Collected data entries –

╔══

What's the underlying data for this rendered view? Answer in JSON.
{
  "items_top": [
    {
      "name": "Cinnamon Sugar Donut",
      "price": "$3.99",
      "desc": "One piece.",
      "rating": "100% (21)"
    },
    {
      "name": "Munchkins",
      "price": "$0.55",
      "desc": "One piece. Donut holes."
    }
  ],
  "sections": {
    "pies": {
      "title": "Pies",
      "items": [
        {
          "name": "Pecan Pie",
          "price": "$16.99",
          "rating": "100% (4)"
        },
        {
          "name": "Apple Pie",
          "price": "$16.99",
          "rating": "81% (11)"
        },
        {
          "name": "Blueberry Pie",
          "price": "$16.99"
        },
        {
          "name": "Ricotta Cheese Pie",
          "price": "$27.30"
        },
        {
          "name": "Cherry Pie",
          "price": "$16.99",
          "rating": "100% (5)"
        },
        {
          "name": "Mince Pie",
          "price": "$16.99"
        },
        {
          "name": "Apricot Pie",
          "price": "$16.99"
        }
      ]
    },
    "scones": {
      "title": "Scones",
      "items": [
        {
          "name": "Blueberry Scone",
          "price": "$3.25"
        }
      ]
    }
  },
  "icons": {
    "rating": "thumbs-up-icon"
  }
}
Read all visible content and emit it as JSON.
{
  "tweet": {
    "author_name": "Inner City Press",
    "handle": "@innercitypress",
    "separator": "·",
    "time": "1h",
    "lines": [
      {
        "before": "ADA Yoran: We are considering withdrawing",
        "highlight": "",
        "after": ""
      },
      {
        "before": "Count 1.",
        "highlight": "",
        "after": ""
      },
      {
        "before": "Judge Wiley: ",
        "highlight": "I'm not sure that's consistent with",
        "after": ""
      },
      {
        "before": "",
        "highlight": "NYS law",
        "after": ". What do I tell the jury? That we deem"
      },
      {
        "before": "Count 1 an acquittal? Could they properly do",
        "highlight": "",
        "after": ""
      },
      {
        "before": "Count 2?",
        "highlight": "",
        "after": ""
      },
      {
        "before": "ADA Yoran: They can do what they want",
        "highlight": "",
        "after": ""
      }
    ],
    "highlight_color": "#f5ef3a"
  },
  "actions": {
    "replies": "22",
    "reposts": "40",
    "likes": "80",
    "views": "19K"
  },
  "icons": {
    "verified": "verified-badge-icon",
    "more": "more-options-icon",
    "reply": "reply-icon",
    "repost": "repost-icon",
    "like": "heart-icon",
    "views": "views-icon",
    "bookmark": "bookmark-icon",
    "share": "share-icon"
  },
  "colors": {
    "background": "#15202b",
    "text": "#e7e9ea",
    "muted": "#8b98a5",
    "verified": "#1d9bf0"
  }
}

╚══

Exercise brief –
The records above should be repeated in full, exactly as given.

Task answer –
What's the underlying data for this rendered view? Answer in JSON.
{
  "items_top": [
    {
      "name": "Cinnamon Sugar Donut",
      "price": "$3.99",
      "desc": "One piece.",
      "rating": "100% (21)"
    },
    {
      "name": "Munchkins",
      "price": "$0.55",
      "desc": "One piece. Donut holes."
    }
  ],
  "sections": {
    "pies": {
      "title": "Pies",
      "items": [
        {
          "name": "Pecan Pie",
          "price": "$16.99",
          "rating": "100% (4)"
        },
        {
          "name": "Apple Pie",
          "price": "$16.99",
          "rating": "81% (11)"
        },
        {
          "name": "Blueberry Pie",
          "price": "$16.99"
        },
        {
          "name": "Ricotta Cheese Pie",
          "price": "$27.30"
        },
        {
          "name": "Cherry Pie",
          "price": "$16.99",
          "rating": "100% (5)"
        },
        {
          "name": "Mince Pie",
          "price": "$16.99"
        },
        {
          "name": "Apricot Pie",
          "price": "$16.99"
        }
      ]
    },
    "scones": {
      "title": "Scones",
      "items": [
        {
          "name": "Blueberry Scone",
          "price": "$3.25"
        }
      ]
    }
  },
  "icons": {
    "rating": "thumbs-up-icon"
  }
}
Read all visible content and emit it as JSON.
{
  "tweet": {
    "author_name": "Inner City Press",
    "handle": "@innercitypress",
    "separator": "·",
    "time": "1h",
    "lines": [
      {
        "before": "ADA Yoran: We are considering withdrawing",
        "highlight": "",
        "after": ""
      },
      {
        "before": "Count 1.",
        "highlight": "",
        "after": ""
      },
      {
        "before": "Judge Wiley: ",
        "highlight": "I'm not sure that's consistent with",
        "after": ""
      },
      {
        "before": "",
        "highlight": "NYS law",
        "after": ". What do I tell the jury? That we deem"
      },
      {
        "before": "Count 1 an acquittal? Could they properly do",
        "highlight": "",
        "after": ""
      },
      {
        "before": "Count 2?",
        "highlight": "",
        "after": ""
      },
      {
        "before": "ADA Yoran: They can do what they want",
        "highlight": "",
        "after": ""
      }
    ],
    "highlight_color": "#f5ef3a"
  },
  "actions": {
    "replies": "22",
    "reposts": "40",
    "likes": "80",
    "views": "19K"
  },
  "icons": {
    "verified": "verified-badge-icon",
    "more": "more-options-icon",
    "reply": "reply-icon",
    "repost": "repost-icon",
    "like": "heart-icon",
    "views": "views-icon",
    "bookmark": "bookmark-icon",
    "share": "share-icon"
  },
  "colors": {
    "background": "#15202b",
    "text": "#e7e9ea",
    "muted": "#8b98a5",
    "verified": "#1d9bf0"
  }
}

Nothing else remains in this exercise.